Answer: It's all about flavor!

In the last several years a "zillion" gas grills have been purchased. Supposedly gas is more convenient; until you clean the grill or realize the maintenance on burners, orifices, gas lines etc. No salesperson for gas grills is ever going to mention those "convenience" features.

With barbecook grills there is nothing to service. They work every time! Barbecook grills are the easiest and safest charcoal grills you will ever use because of QuickStart and QuickStop. The more expensive the gas grill the more gimmicks they have added to try to incorporate the flavor of charcoal. WHY?? Ask any honest grill dealer, they will all say "Charcoal tastes better!"

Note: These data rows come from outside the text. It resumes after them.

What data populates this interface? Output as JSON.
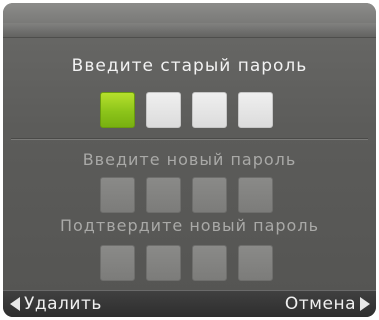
{
  "old_password": {
    "label": "Введите старый пароль",
    "digits": [
      "active",
      "empty",
      "empty",
      "empty"
    ]
  },
  "new_password": {
    "label": "Введите новый пароль",
    "digits": [
      "disabled",
      "disabled",
      "disabled",
      "disabled"
    ]
  },
  "confirm_password": {
    "label": "Подтвердите новый пароль",
    "digits": [
      "disabled",
      "disabled",
      "disabled",
      "disabled"
    ]
  },
  "softkeys": {
    "left_label": "Удалить",
    "left_icon": "arrow-left-icon",
    "right_label": "Отмена",
    "right_icon": "arrow-right-icon"
  },
  "colors": {
    "active_digit": "#8cc41a",
    "empty_digit": "#e6e6e6",
    "disabled_digit": "#828280",
    "background": "#5c5c5a"
  }
}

FLAVOR is the issue! Charcoal briquets contain a lot of fillers and chemicals and we simply do not recommend them. Natural lump charcoal comes in many varieties and brands. Once you use it you'll never want a briquet. Natural lump charcoal is just wood, no additives. It gives flavor without chemical tastes. It also lights faster and gets hotter; the real secret in locking in juices and flavor. Besides natural lump charcoal, you can also use just plain wood; like you use in your fireplace or wood stove. Every wood imparts its own characteristic flavor. EXPERIMENT. Last night I read an article about charcoal grilling fishes on wood planks. The article talked of using alder, cedar and cherry planks. This for me brings up another issue: HAVE FUN!

"Gas versus Charcoal" ... there is a difference and it's FLAVOR! What was once a matter of opinion is not anymore. In an article by Lisa Mayer in Hearth & Home magazine the facts came out. "After analyzing meat cooked over charcoal and gas, Dr. E.E. Litkenhous of Vanderbilt university determined that there is a real scietific difference in the chemical reaction that occurs during the two cooking methods."

According to Dr. Litkenhous, when charcoal is burned it produces virtually moisture free, super-heated air accompanied by intense radiant heat, which "case hardens" the meat's surface, sealing in the juices. The wood volatiles (wood gases remaining in charcoal after carbonization takes place) that are released when charcoal is burned coagulate the meat's surface proteins. The result is charcoal-smoke FLAVOR and meat that takes on a "plumped" characteristic. Since gas is nearly 30% moisture, it tends to "steam distill" meat, according to Litkenhous. The meat loses more juices and takes on a "floppy" characteristic.

Cook's Illustrated magazine performed its own comparison tests for its August 2004 issue. Testers found that "grilling over charcoal provides exceptional browning and searing that a gas grill simply can't replicate. That's because a charcoal fire, built with plenty of charcoal, gets hotter than a gas fire. Besides searing, charcoal adds another distinct advantage - SMOKE FLAVOR!

Paul Fine commented "Look at barbecue cook-offs and contests where flavor really counts. NONE of those competitors use gas."

© Gourmet Grills. All rights reserved. Website by Oxalis Web Design.